• Task to complete: Pull every line holding the word "main" out of the data and copy it.

- Opening Delimiter -

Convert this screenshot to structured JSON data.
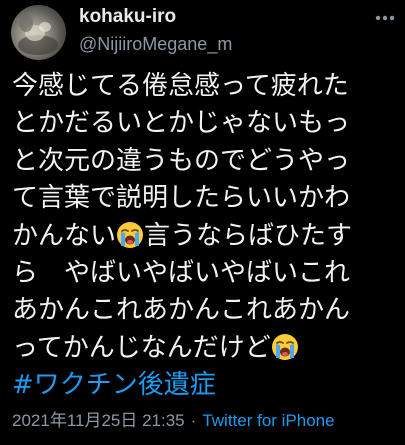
{
  "tweet": {
    "display_name": "kohaku-iro",
    "handle": "@NijiiroMegane_m",
    "lines": [
      "今感じてる倦怠感って疲れた",
      "とかだるいとかじゃないもっ",
      "と次元の違うものでどうやっ",
      "て言葉で説明したらいいかわ",
      "かんない",
      "言うならばひたす",
      "ら　やばいやばいやばいこれ",
      "あかんこれあかんこれあかん",
      "ってかんじなんだけど"
    ],
    "hashtag": "#ワクチン後遺症",
    "timestamp": "2021年11月25日 21:35",
    "separator": "·",
    "source": "Twitter for iPhone",
    "emoji": "loudly-crying-face"
  },
  "colors": {
    "background": "#000000",
    "text": "#e7e9ea",
    "muted": "#8b98a5",
    "accent": "#1d9bf0"
  }
}
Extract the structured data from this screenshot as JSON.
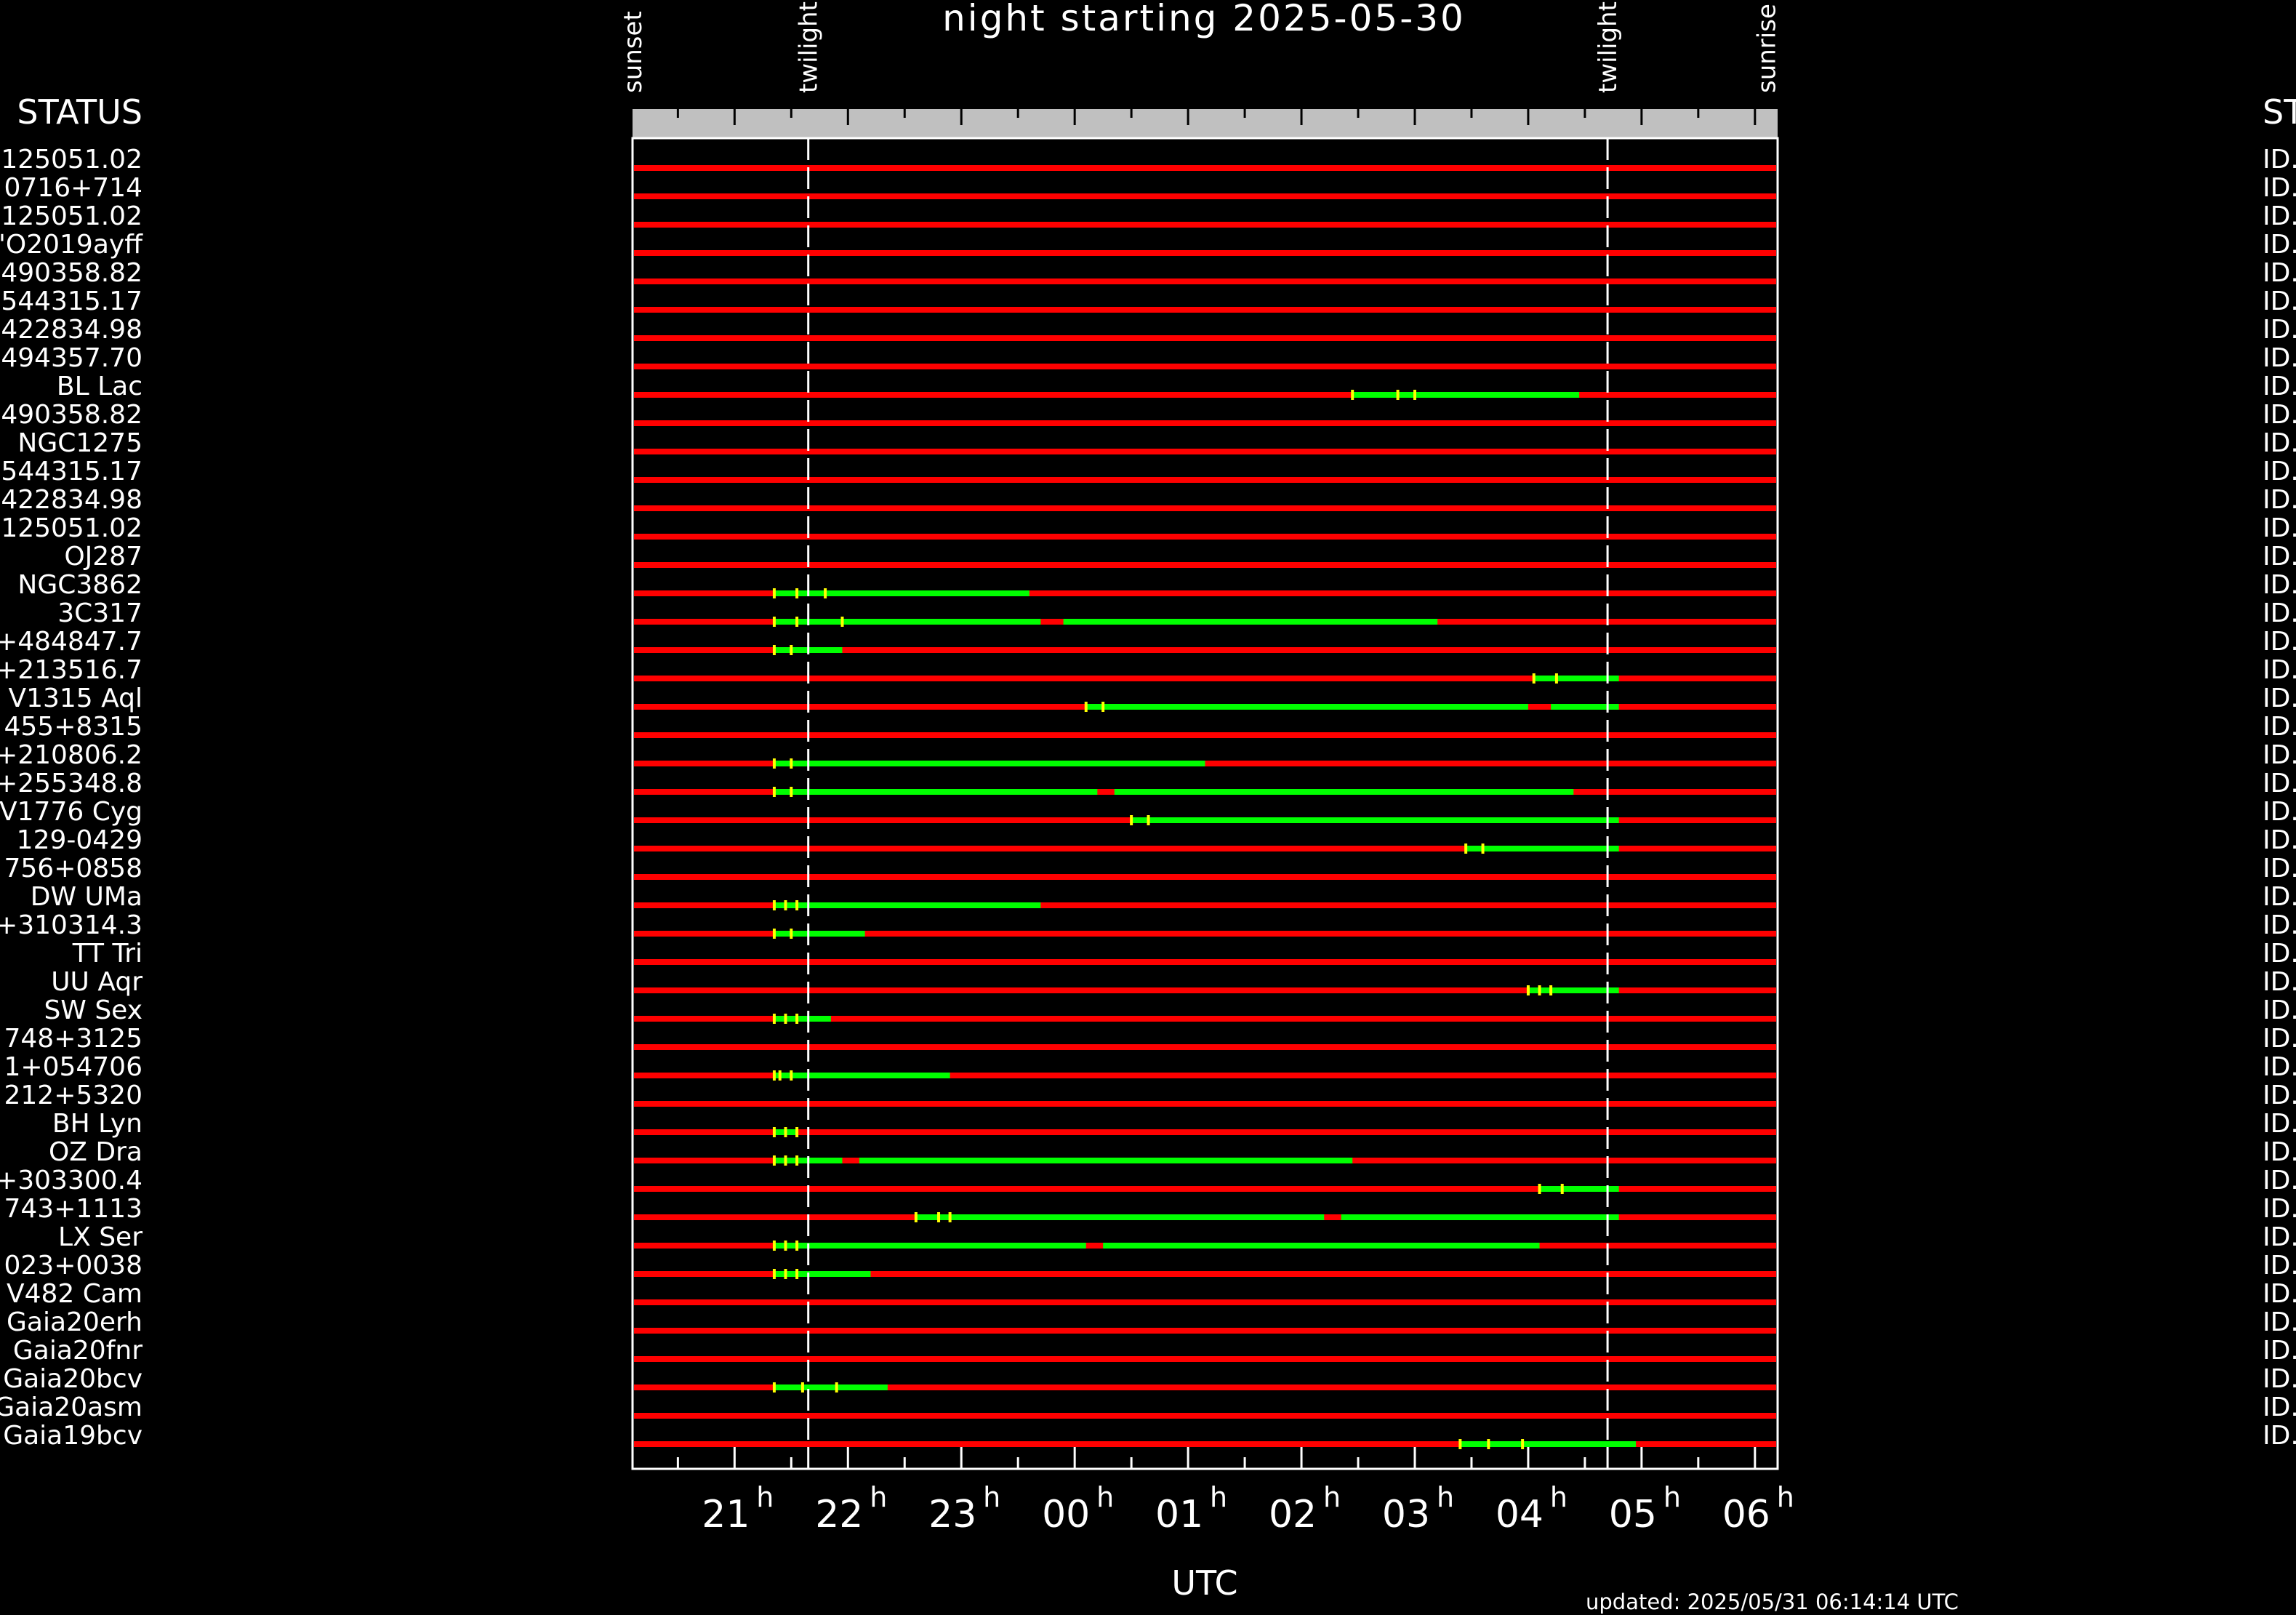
{
  "chart_data": {
    "type": "timeline",
    "title": "night starting 2025-05-30",
    "xlabel": "UTC",
    "footer": "updated: 2025/05/31 06:14:14 UTC",
    "left_header": "STATUS",
    "right_header": "ST",
    "right_value": "ID.",
    "time_range_h": [
      20.1,
      30.2
    ],
    "tick_labels": [
      {
        "h": 21,
        "main": "21",
        "sup": "h"
      },
      {
        "h": 22,
        "main": "22",
        "sup": "h"
      },
      {
        "h": 23,
        "main": "23",
        "sup": "h"
      },
      {
        "h": 24,
        "main": "00",
        "sup": "h"
      },
      {
        "h": 25,
        "main": "01",
        "sup": "h"
      },
      {
        "h": 26,
        "main": "02",
        "sup": "h"
      },
      {
        "h": 27,
        "main": "03",
        "sup": "h"
      },
      {
        "h": 28,
        "main": "04",
        "sup": "h"
      },
      {
        "h": 29,
        "main": "05",
        "sup": "h"
      },
      {
        "h": 30,
        "main": "06",
        "sup": "h"
      }
    ],
    "events": [
      {
        "label": "sunset",
        "h": 20.1
      },
      {
        "label": "twilight",
        "h": 21.65
      },
      {
        "label": "twilight",
        "h": 28.7
      },
      {
        "label": "sunrise",
        "h": 30.1
      }
    ],
    "twilight_lines_h": [
      21.65,
      28.7
    ],
    "colors": {
      "unobservable": "#ff0000",
      "observable": "#00ff00",
      "marker": "#ffff00",
      "header_bar": "#c0c0c0"
    },
    "rows": [
      {
        "name": "125051.02",
        "segments": [],
        "markers": []
      },
      {
        "name": "0716+714",
        "segments": [],
        "markers": []
      },
      {
        "name": "125051.02",
        "segments": [],
        "markers": []
      },
      {
        "name": "'O2019ayff",
        "segments": [],
        "markers": []
      },
      {
        "name": "490358.82",
        "segments": [],
        "markers": []
      },
      {
        "name": "544315.17",
        "segments": [],
        "markers": []
      },
      {
        "name": "422834.98",
        "segments": [],
        "markers": []
      },
      {
        "name": "494357.70",
        "segments": [],
        "markers": []
      },
      {
        "name": "BL Lac",
        "segments": [
          [
            26.45,
            28.45
          ]
        ],
        "markers": [
          26.45,
          26.85,
          27.0
        ]
      },
      {
        "name": "490358.82",
        "segments": [],
        "markers": []
      },
      {
        "name": "NGC1275",
        "segments": [],
        "markers": []
      },
      {
        "name": "544315.17",
        "segments": [],
        "markers": []
      },
      {
        "name": "422834.98",
        "segments": [],
        "markers": []
      },
      {
        "name": "125051.02",
        "segments": [],
        "markers": []
      },
      {
        "name": "OJ287",
        "segments": [],
        "markers": []
      },
      {
        "name": "NGC3862",
        "segments": [
          [
            21.35,
            23.6
          ]
        ],
        "markers": [
          21.35,
          21.55,
          21.8
        ]
      },
      {
        "name": "3C317",
        "segments": [
          [
            21.35,
            23.7
          ],
          [
            23.9,
            27.2
          ]
        ],
        "markers": [
          21.35,
          21.55,
          21.95
        ]
      },
      {
        "name": "+484847.7",
        "segments": [
          [
            21.35,
            21.95
          ]
        ],
        "markers": [
          21.35,
          21.5
        ]
      },
      {
        "name": "+213516.7",
        "segments": [
          [
            28.05,
            28.8
          ]
        ],
        "markers": [
          28.05,
          28.25
        ]
      },
      {
        "name": "V1315 Aql",
        "segments": [
          [
            24.1,
            28.0
          ],
          [
            28.2,
            28.8
          ]
        ],
        "markers": [
          24.1,
          24.25
        ]
      },
      {
        "name": "455+8315",
        "segments": [],
        "markers": []
      },
      {
        "name": "+210806.2",
        "segments": [
          [
            21.35,
            25.15
          ]
        ],
        "markers": [
          21.35,
          21.5
        ]
      },
      {
        "name": "+255348.8",
        "segments": [
          [
            21.35,
            24.2
          ],
          [
            24.35,
            28.4
          ]
        ],
        "markers": [
          21.35,
          21.5
        ]
      },
      {
        "name": "V1776 Cyg",
        "segments": [
          [
            24.5,
            28.8
          ]
        ],
        "markers": [
          24.5,
          24.65
        ]
      },
      {
        "name": "129-0429",
        "segments": [
          [
            27.45,
            28.8
          ]
        ],
        "markers": [
          27.45,
          27.6
        ]
      },
      {
        "name": "756+0858",
        "segments": [],
        "markers": []
      },
      {
        "name": "DW UMa",
        "segments": [
          [
            21.35,
            23.7
          ]
        ],
        "markers": [
          21.35,
          21.45,
          21.55
        ]
      },
      {
        "name": "+310314.3",
        "segments": [
          [
            21.35,
            22.15
          ]
        ],
        "markers": [
          21.35,
          21.5
        ]
      },
      {
        "name": "TT Tri",
        "segments": [],
        "markers": []
      },
      {
        "name": "UU Aqr",
        "segments": [
          [
            28.0,
            28.8
          ]
        ],
        "markers": [
          28.0,
          28.1,
          28.2
        ]
      },
      {
        "name": "SW Sex",
        "segments": [
          [
            21.35,
            21.85
          ]
        ],
        "markers": [
          21.35,
          21.45,
          21.55
        ]
      },
      {
        "name": "748+3125",
        "segments": [],
        "markers": []
      },
      {
        "name": "1+054706",
        "segments": [
          [
            21.35,
            22.9
          ]
        ],
        "markers": [
          21.35,
          21.4,
          21.5
        ]
      },
      {
        "name": "212+5320",
        "segments": [],
        "markers": []
      },
      {
        "name": "BH Lyn",
        "segments": [
          [
            21.35,
            21.55
          ]
        ],
        "markers": [
          21.35,
          21.45,
          21.55
        ]
      },
      {
        "name": "OZ Dra",
        "segments": [
          [
            21.35,
            21.95
          ],
          [
            22.1,
            26.45
          ]
        ],
        "markers": [
          21.35,
          21.45,
          21.55
        ]
      },
      {
        "name": "+303300.4",
        "segments": [
          [
            28.1,
            28.8
          ]
        ],
        "markers": [
          28.1,
          28.3
        ]
      },
      {
        "name": "743+1113",
        "segments": [
          [
            22.6,
            26.2
          ],
          [
            26.35,
            28.8
          ]
        ],
        "markers": [
          22.6,
          22.8,
          22.9
        ]
      },
      {
        "name": "LX Ser",
        "segments": [
          [
            21.35,
            24.1
          ],
          [
            24.25,
            28.1
          ]
        ],
        "markers": [
          21.35,
          21.45,
          21.55
        ]
      },
      {
        "name": "023+0038",
        "segments": [
          [
            21.35,
            22.2
          ]
        ],
        "markers": [
          21.35,
          21.45,
          21.55
        ]
      },
      {
        "name": "V482 Cam",
        "segments": [],
        "markers": []
      },
      {
        "name": "Gaia20erh",
        "segments": [],
        "markers": []
      },
      {
        "name": "Gaia20fnr",
        "segments": [],
        "markers": []
      },
      {
        "name": "Gaia20bcv",
        "segments": [
          [
            21.35,
            22.35
          ]
        ],
        "markers": [
          21.35,
          21.6,
          21.9
        ]
      },
      {
        "name": "Gaia20asm",
        "segments": [],
        "markers": []
      },
      {
        "name": "Gaia19bcv",
        "segments": [
          [
            27.4,
            28.95
          ]
        ],
        "markers": [
          27.4,
          27.65,
          27.95
        ]
      }
    ]
  }
}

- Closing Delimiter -

• Answer space:
        "main": "21",
        "main": "22",
        "main": "23",
        "main": "00",
        "main": "01",
        "main": "02",
        "main": "03",
        "main": "04",
        "main": "05",
        "main": "06",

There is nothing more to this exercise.